Janet says her turning point came at age 42 when her father's death reignited her passion to start a family. She immediately pursued IVF treatments and adoption simultaneously in hopes that one of the two would be successful. After two failed attempts with IVF, Janet got word that she was matched with a 13-month-old boy. When she met her son for the first time, she had no doubt that fate led her down the right path. Three years later, she adopted her son's 2-year-old younger brother. Of motherhood, Janet says it's made her feel "happy and fulfilled" and "crazy," she adds with a laugh.
Sophia and Janet agree that adoption can be a lengthy process depending on the circumstances. Still, their desire to be mothers gave them the determination they needed to withstand any hurdles. They both had the support of their families and friends and were unbothered by judgment from others outside those circles or societal stigmas associated with single mothers. Janet asserts, “That's their burden to carry, not mine." Janet has come to realize that "the ideal family is not just blood. Family is whatever you make it. It's whoever loves you, cares for you, and takes care of you."
Many Black women who want to be mothers still hold onto the dream of finding "the one" first, even though time is not on their side. But after she adopted her first son, Janet discovered that there was a flurry of interest among her Black, single, female friends and acquaintances who bombarded her with questions and queries about the process. A few had contemplated adoption but were hesitant to take action. Sophia attributes this inaction to an "if you don't see it, you can't be it mentality." She believes that many women don't know adoption is a possibility because they don't see it in their everyday lives. "But if we don't normalize it or talk about it, how will it become normal?" she adds. To her credit, Janet's decision to adopt inspired at least one of her acquaintances to pursue this as a viable route to motherhood.
Even though many women turn to adoption after failed fertility treatments, there seems to be a code of silence around Black women, infertility, and adoption. Both Janet and Sophia agree that Black women don't talk enough about these issues, and hence there is a lack of knowledge and misinformation. Janet says that failed IVF treatments made her feel inadequate like something was wrong with her. But she's not alone in that sentiment; feelings like these keep Black women from sharing their struggles. There's a huge misconception that Black women are overly fertile and don't have problems getting pregnant. But they do. Silence can be costly because the fact is Black women experience infertility at a higher rate than white women. And recent studies have documented that IVF is not as successful for Black women as it is for others, for various reasons.
Adoption can sometimes be a scary and long road, but Sophia and Janet agree that the result is worth it, and they couldn't imagine their lives any other way. Sophia says, "People often tell me that my son is lucky to have me, but anyone who has adopted knows the secret; that we're lucky to have them. This child has made our life better."
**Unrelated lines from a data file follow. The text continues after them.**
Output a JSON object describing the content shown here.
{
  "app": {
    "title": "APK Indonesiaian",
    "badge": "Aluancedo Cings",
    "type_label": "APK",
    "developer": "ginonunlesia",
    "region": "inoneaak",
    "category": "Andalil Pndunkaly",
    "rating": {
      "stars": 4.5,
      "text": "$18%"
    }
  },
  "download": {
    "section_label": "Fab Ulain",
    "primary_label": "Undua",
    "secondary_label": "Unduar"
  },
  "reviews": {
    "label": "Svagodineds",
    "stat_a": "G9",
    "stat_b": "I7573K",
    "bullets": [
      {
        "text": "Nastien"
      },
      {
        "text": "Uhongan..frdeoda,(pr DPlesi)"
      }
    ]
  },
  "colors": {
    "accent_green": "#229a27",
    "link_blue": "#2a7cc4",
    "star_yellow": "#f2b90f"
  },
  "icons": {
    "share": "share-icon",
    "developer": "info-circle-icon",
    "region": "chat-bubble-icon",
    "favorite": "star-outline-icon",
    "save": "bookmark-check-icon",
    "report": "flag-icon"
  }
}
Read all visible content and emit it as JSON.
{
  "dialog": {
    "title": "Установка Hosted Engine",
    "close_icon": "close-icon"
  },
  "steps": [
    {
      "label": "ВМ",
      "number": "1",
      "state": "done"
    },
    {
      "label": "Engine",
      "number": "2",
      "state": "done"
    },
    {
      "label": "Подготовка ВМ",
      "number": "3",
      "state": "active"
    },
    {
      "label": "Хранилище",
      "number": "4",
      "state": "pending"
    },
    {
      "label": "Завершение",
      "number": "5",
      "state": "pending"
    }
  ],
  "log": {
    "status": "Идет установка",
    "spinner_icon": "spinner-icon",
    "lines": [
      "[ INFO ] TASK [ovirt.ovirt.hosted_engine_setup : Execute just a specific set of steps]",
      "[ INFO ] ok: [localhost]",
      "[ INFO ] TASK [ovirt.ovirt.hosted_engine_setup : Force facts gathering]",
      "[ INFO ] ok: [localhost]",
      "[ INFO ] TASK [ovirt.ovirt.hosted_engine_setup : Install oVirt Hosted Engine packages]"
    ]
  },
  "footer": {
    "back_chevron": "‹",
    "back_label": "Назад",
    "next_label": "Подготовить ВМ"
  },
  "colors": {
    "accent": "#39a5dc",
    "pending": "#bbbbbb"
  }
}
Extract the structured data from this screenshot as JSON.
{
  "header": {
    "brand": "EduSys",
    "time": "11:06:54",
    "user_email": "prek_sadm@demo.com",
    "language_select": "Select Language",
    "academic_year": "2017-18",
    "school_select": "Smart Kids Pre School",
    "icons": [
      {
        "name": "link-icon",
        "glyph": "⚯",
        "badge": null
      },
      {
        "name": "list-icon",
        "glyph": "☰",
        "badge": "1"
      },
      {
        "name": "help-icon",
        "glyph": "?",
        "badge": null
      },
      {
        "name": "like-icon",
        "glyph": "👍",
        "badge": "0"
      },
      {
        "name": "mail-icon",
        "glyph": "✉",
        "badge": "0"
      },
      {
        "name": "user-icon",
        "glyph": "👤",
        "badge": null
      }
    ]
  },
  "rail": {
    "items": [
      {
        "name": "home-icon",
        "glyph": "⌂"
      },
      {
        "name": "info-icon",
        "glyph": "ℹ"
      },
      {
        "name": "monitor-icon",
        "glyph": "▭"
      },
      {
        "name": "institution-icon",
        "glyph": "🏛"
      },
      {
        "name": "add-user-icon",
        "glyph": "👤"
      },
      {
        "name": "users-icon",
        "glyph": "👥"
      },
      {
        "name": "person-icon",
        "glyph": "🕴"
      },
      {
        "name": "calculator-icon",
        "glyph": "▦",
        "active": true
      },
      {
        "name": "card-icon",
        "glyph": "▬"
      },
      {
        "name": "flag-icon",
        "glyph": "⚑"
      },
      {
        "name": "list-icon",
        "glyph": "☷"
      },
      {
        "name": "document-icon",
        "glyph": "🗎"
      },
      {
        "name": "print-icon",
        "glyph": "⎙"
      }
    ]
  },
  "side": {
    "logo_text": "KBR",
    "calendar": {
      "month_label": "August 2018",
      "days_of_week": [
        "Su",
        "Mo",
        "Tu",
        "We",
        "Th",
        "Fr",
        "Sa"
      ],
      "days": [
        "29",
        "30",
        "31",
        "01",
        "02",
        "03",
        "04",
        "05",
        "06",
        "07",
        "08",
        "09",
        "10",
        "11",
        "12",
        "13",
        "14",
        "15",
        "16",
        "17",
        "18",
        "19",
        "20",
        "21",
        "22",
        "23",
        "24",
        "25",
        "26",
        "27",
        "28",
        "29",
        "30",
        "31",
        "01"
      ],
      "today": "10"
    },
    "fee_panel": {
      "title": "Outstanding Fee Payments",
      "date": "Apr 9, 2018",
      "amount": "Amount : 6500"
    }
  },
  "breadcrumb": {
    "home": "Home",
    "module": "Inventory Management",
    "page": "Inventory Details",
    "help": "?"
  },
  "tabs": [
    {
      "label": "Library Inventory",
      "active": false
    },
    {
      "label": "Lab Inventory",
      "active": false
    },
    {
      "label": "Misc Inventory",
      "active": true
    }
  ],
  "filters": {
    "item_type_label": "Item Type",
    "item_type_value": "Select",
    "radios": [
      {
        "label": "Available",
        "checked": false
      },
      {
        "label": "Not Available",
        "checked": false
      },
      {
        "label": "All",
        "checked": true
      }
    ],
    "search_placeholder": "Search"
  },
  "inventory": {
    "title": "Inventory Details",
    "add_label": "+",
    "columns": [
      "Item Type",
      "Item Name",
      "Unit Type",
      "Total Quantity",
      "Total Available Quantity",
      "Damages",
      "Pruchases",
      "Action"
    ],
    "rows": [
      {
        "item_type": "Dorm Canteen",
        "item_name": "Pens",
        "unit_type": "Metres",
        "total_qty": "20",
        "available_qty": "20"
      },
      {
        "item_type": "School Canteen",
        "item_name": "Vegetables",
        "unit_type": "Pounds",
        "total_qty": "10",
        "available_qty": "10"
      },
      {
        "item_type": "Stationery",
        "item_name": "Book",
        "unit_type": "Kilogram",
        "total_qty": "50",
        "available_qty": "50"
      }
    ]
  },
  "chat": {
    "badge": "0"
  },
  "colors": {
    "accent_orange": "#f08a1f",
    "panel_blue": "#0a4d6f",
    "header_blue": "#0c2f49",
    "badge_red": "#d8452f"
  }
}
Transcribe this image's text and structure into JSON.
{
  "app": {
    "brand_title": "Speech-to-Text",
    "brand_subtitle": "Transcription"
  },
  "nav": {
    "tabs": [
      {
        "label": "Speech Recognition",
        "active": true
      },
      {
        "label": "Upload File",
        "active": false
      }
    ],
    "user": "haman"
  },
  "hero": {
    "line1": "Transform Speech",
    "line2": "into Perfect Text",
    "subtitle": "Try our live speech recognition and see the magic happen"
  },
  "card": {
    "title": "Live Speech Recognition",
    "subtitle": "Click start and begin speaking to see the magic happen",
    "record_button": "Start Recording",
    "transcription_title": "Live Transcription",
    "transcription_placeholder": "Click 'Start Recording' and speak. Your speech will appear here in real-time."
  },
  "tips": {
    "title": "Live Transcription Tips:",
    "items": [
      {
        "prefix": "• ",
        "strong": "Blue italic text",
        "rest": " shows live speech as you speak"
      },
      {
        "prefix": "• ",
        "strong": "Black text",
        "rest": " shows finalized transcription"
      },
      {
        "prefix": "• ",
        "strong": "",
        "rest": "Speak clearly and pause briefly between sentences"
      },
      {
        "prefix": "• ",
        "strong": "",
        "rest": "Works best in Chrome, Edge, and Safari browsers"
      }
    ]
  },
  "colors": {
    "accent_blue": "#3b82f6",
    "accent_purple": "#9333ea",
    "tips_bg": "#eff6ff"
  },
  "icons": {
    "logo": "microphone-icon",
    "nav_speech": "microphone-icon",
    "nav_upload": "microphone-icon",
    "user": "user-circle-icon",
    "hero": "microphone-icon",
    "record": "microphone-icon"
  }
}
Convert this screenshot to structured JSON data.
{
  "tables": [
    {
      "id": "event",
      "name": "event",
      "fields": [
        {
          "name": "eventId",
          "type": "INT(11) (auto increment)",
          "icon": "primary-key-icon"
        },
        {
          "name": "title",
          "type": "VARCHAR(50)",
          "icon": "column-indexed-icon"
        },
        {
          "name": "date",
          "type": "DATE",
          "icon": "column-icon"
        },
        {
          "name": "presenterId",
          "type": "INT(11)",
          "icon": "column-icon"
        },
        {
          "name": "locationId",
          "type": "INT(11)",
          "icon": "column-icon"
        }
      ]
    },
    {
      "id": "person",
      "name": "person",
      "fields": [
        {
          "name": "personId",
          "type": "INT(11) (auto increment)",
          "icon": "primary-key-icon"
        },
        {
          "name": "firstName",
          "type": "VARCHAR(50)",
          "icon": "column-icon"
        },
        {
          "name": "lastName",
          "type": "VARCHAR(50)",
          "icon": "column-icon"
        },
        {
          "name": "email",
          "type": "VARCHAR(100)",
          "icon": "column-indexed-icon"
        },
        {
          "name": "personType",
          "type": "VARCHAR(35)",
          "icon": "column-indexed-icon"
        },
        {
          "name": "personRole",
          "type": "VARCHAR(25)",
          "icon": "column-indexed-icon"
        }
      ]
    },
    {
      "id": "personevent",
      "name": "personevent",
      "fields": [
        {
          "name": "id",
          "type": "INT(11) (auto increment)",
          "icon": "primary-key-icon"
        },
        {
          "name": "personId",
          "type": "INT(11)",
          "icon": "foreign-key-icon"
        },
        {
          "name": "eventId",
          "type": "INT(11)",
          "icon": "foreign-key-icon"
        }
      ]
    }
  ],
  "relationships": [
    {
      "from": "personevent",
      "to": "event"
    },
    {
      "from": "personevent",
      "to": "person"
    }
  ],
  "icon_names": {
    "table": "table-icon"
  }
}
Sophia and Janet offer a few words of encouragement and advice for women who have the means and would like to adopt. "Deciding to raise a child, any child, is a huge commitment and responsibility. If you've weighed the pros and cons, have the love to share, and know in your heart this is something you want to do, go for it! Because the regret of not trying would be harder to live with," Janet says. "Be flexible in your expectations," Sophia advises, "and have your people. Whether it's family or friends, you are going to need help and support."